● Task goal: Leave out the images and repeat the listing below without a single change.

● Listed entries:
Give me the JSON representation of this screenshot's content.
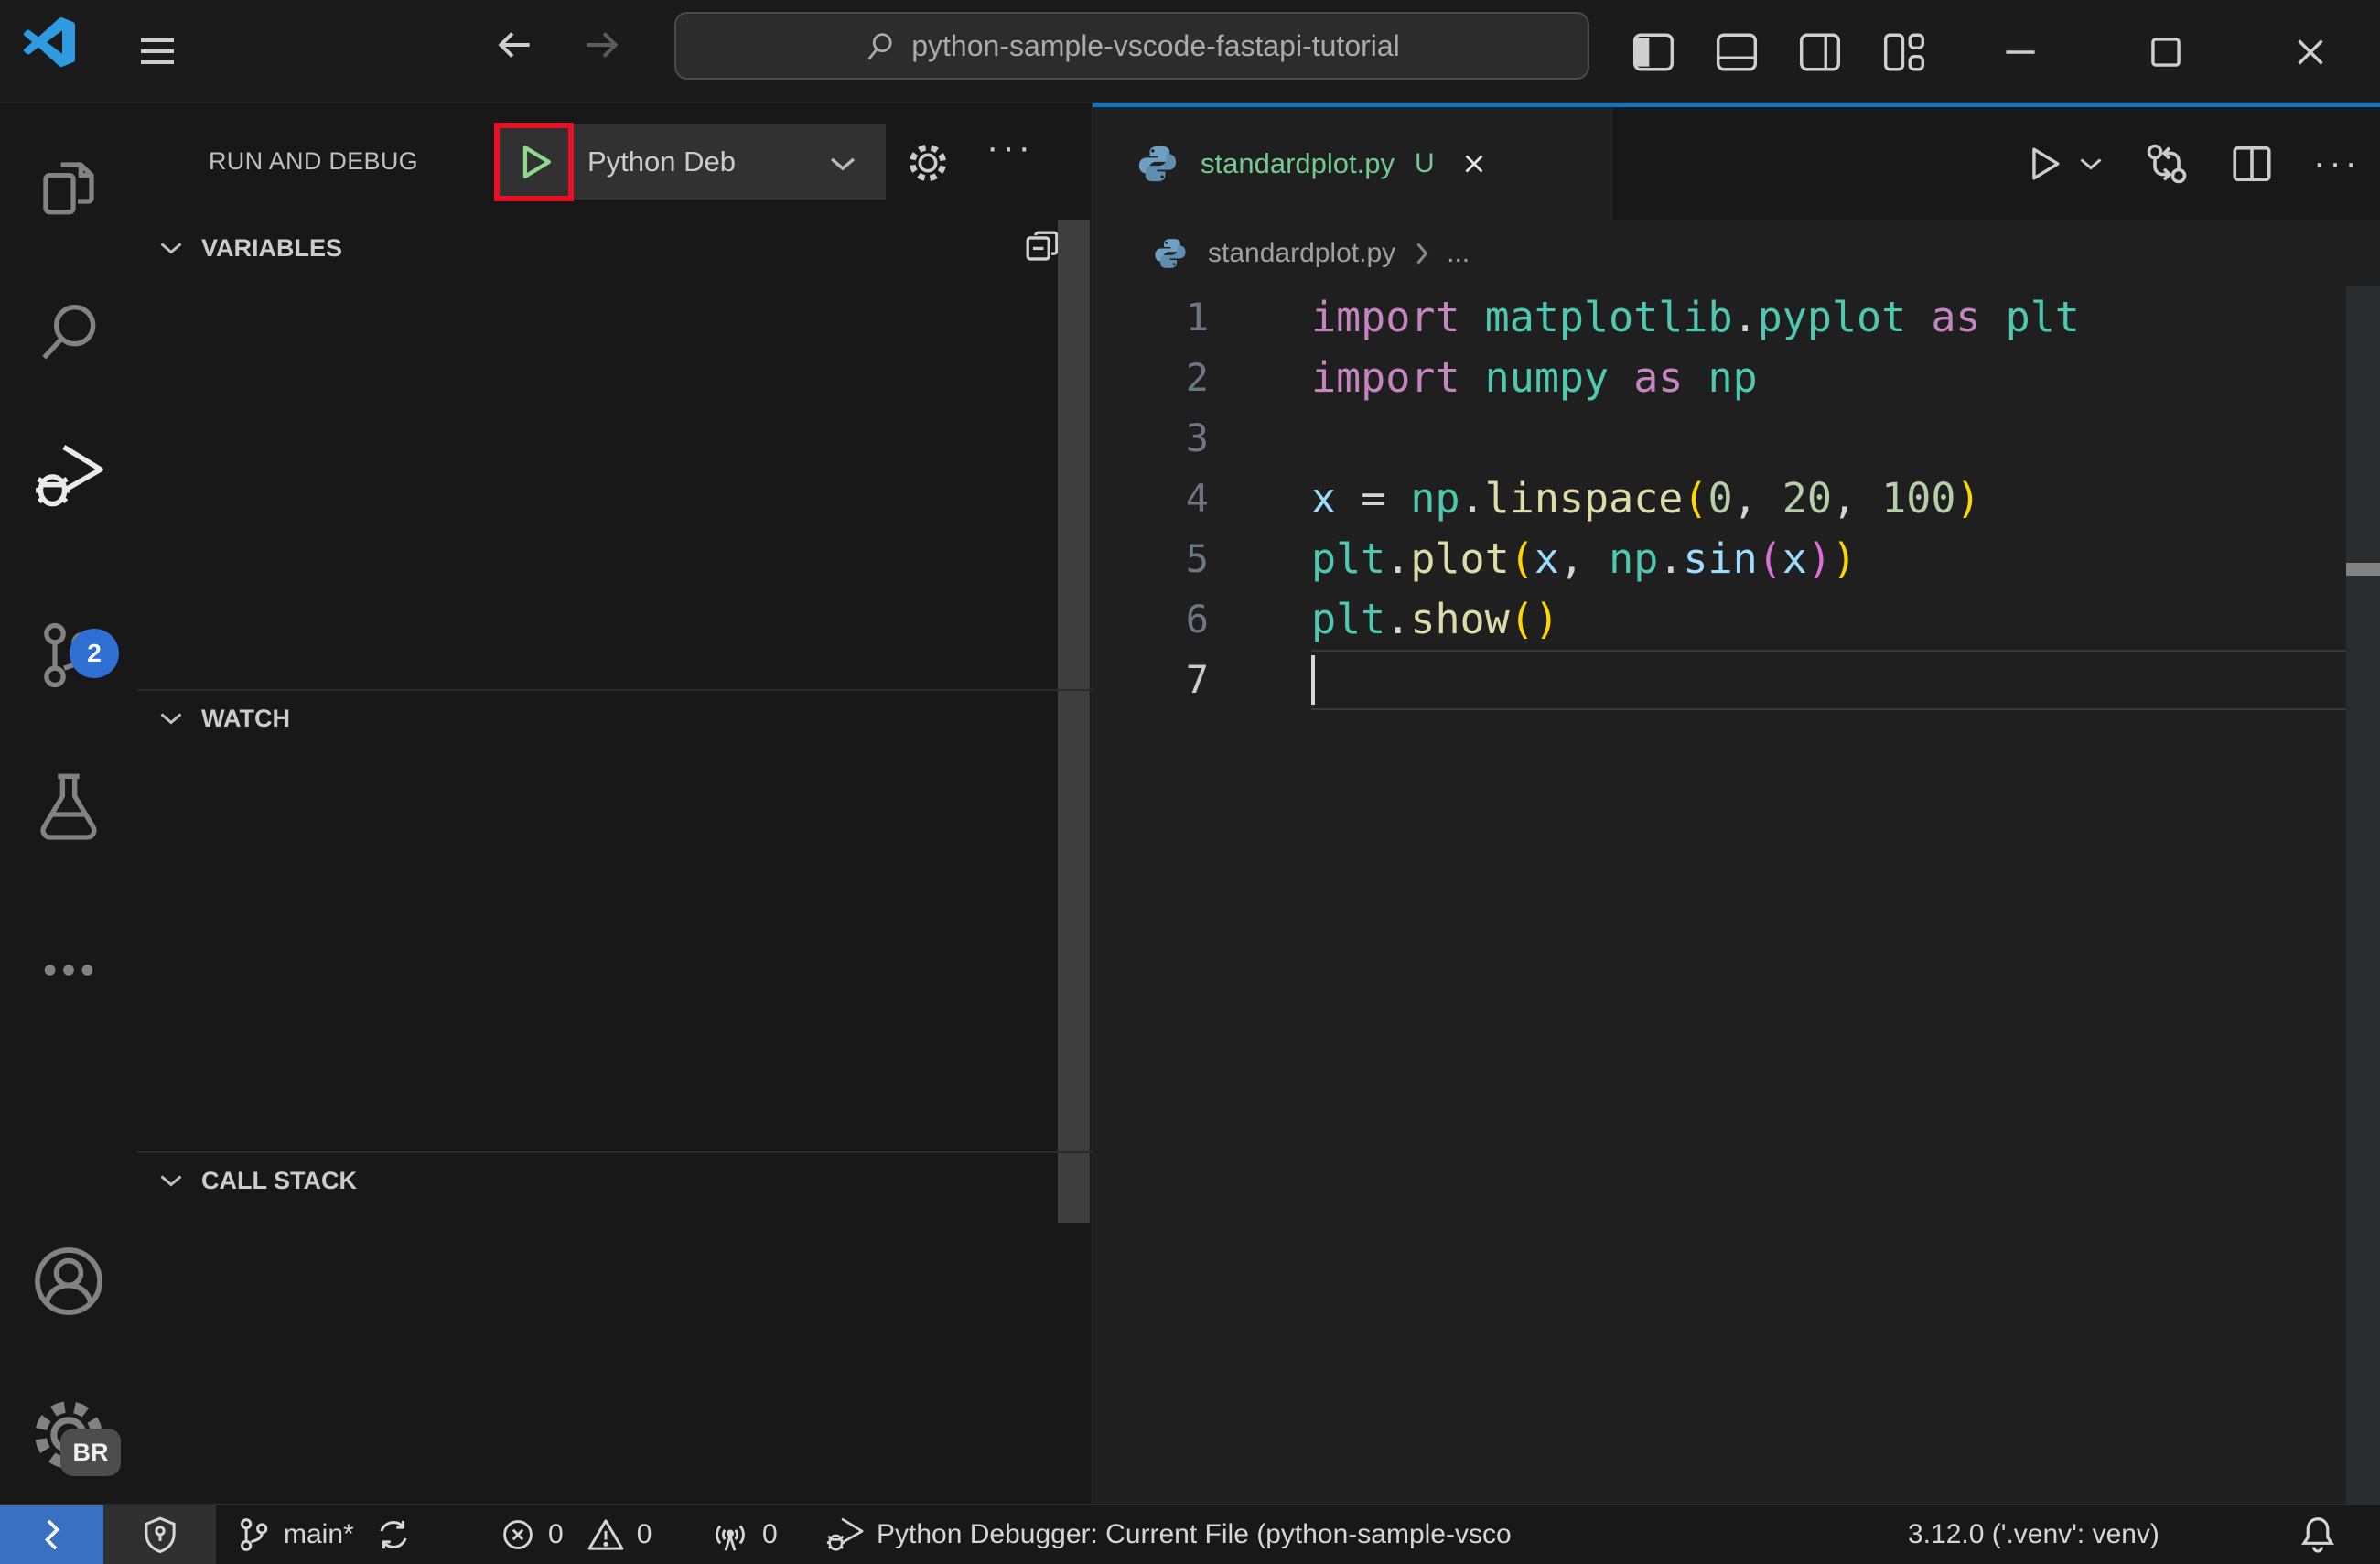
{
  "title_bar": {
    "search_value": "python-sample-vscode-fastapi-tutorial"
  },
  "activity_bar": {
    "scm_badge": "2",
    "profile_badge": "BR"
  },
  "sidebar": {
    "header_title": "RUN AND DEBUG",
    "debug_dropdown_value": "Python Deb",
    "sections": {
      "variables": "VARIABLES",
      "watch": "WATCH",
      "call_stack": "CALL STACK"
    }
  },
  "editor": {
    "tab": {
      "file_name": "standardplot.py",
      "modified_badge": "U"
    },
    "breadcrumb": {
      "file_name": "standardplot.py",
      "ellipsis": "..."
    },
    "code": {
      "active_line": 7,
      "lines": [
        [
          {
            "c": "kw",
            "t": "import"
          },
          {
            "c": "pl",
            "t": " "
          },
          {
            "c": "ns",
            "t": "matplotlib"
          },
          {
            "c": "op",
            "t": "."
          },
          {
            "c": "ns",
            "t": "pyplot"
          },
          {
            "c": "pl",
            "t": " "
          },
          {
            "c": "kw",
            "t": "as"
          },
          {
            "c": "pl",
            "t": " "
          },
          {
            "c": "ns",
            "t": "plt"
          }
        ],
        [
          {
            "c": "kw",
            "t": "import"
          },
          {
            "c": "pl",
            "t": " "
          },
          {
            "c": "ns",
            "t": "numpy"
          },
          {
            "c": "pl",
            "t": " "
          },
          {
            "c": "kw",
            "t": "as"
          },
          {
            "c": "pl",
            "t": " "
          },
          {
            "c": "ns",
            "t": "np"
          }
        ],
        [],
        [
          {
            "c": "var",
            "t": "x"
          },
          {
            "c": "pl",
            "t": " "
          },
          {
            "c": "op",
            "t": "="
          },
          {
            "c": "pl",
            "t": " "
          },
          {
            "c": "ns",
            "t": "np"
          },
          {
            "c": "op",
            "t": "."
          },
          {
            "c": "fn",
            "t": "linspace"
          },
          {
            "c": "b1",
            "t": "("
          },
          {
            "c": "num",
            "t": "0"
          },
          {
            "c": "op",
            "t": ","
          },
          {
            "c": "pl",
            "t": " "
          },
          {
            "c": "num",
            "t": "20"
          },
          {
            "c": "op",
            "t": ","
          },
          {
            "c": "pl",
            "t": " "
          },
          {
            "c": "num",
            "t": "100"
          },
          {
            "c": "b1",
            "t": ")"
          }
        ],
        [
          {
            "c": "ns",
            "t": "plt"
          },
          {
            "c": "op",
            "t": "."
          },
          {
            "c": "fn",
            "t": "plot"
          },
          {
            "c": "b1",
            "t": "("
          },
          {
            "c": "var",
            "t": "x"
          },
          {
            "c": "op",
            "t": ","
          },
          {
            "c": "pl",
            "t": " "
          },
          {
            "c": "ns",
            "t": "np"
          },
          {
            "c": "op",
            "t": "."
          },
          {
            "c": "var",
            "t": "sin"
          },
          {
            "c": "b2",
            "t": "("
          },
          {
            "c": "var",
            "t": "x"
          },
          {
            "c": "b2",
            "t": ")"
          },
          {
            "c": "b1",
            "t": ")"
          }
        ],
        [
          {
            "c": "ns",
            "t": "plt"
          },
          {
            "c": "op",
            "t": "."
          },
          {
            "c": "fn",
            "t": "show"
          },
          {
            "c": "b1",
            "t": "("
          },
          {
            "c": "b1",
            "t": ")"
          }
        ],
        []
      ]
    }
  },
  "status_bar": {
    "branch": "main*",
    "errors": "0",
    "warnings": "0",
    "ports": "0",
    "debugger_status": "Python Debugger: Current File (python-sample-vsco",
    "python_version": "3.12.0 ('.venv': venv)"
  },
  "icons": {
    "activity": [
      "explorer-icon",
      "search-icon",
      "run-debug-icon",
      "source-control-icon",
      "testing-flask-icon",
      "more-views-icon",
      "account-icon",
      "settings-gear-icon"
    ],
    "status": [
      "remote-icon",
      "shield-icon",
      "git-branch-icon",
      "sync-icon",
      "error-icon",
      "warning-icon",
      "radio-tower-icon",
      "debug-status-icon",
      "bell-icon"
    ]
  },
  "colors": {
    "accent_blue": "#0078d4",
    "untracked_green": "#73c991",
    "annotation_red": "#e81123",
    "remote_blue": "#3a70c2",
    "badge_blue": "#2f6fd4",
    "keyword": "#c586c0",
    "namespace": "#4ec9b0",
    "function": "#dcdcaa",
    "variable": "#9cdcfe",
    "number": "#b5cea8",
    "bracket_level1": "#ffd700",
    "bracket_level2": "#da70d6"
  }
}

● Exercise result:
Give me the JSON representation of this screenshot's content.
{
  "title_bar": {
    "search_value": "python-sample-vscode-fastapi-tutorial"
  },
  "activity_bar": {
    "scm_badge": "2",
    "profile_badge": "BR"
  },
  "sidebar": {
    "header_title": "RUN AND DEBUG",
    "debug_dropdown_value": "Python Deb",
    "sections": {
      "variables": "VARIABLES",
      "watch": "WATCH",
      "call_stack": "CALL STACK"
    }
  },
  "editor": {
    "tab": {
      "file_name": "standardplot.py",
      "modified_badge": "U"
    },
    "breadcrumb": {
      "file_name": "standardplot.py",
      "ellipsis": "..."
    },
    "code": {
      "active_line": 7,
      "lines": [
        [
          {
            "c": "kw",
            "t": "import"
          },
          {
            "c": "pl",
            "t": " "
          },
          {
            "c": "ns",
            "t": "matplotlib"
          },
          {
            "c": "op",
            "t": "."
          },
          {
            "c": "ns",
            "t": "pyplot"
          },
          {
            "c": "pl",
            "t": " "
          },
          {
            "c": "kw",
            "t": "as"
          },
          {
            "c": "pl",
            "t": " "
          },
          {
            "c": "ns",
            "t": "plt"
          }
        ],
        [
          {
            "c": "kw",
            "t": "import"
          },
          {
            "c": "pl",
            "t": " "
          },
          {
            "c": "ns",
            "t": "numpy"
          },
          {
            "c": "pl",
            "t": " "
          },
          {
            "c": "kw",
            "t": "as"
          },
          {
            "c": "pl",
            "t": " "
          },
          {
            "c": "ns",
            "t": "np"
          }
        ],
        [],
        [
          {
            "c": "var",
            "t": "x"
          },
          {
            "c": "pl",
            "t": " "
          },
          {
            "c": "op",
            "t": "="
          },
          {
            "c": "pl",
            "t": " "
          },
          {
            "c": "ns",
            "t": "np"
          },
          {
            "c": "op",
            "t": "."
          },
          {
            "c": "fn",
            "t": "linspace"
          },
          {
            "c": "b1",
            "t": "("
          },
          {
            "c": "num",
            "t": "0"
          },
          {
            "c": "op",
            "t": ","
          },
          {
            "c": "pl",
            "t": " "
          },
          {
            "c": "num",
            "t": "20"
          },
          {
            "c": "op",
            "t": ","
          },
          {
            "c": "pl",
            "t": " "
          },
          {
            "c": "num",
            "t": "100"
          },
          {
            "c": "b1",
            "t": ")"
          }
        ],
        [
          {
            "c": "ns",
            "t": "plt"
          },
          {
            "c": "op",
            "t": "."
          },
          {
            "c": "fn",
            "t": "plot"
          },
          {
            "c": "b1",
            "t": "("
          },
          {
            "c": "var",
            "t": "x"
          },
          {
            "c": "op",
            "t": ","
          },
          {
            "c": "pl",
            "t": " "
          },
          {
            "c": "ns",
            "t": "np"
          },
          {
            "c": "op",
            "t": "."
          },
          {
            "c": "var",
            "t": "sin"
          },
          {
            "c": "b2",
            "t": "("
          },
          {
            "c": "var",
            "t": "x"
          },
          {
            "c": "b2",
            "t": ")"
          },
          {
            "c": "b1",
            "t": ")"
          }
        ],
        [
          {
            "c": "ns",
            "t": "plt"
          },
          {
            "c": "op",
            "t": "."
          },
          {
            "c": "fn",
            "t": "show"
          },
          {
            "c": "b1",
            "t": "("
          },
          {
            "c": "b1",
            "t": ")"
          }
        ],
        []
      ]
    }
  },
  "status_bar": {
    "branch": "main*",
    "errors": "0",
    "warnings": "0",
    "ports": "0",
    "debugger_status": "Python Debugger: Current File (python-sample-vsco",
    "python_version": "3.12.0 ('.venv': venv)"
  },
  "icons": {
    "activity": [
      "explorer-icon",
      "search-icon",
      "run-debug-icon",
      "source-control-icon",
      "testing-flask-icon",
      "more-views-icon",
      "account-icon",
      "settings-gear-icon"
    ],
    "status": [
      "remote-icon",
      "shield-icon",
      "git-branch-icon",
      "sync-icon",
      "error-icon",
      "warning-icon",
      "radio-tower-icon",
      "debug-status-icon",
      "bell-icon"
    ]
  },
  "colors": {
    "accent_blue": "#0078d4",
    "untracked_green": "#73c991",
    "annotation_red": "#e81123",
    "remote_blue": "#3a70c2",
    "badge_blue": "#2f6fd4",
    "keyword": "#c586c0",
    "namespace": "#4ec9b0",
    "function": "#dcdcaa",
    "variable": "#9cdcfe",
    "number": "#b5cea8",
    "bracket_level1": "#ffd700",
    "bracket_level2": "#da70d6"
  }
}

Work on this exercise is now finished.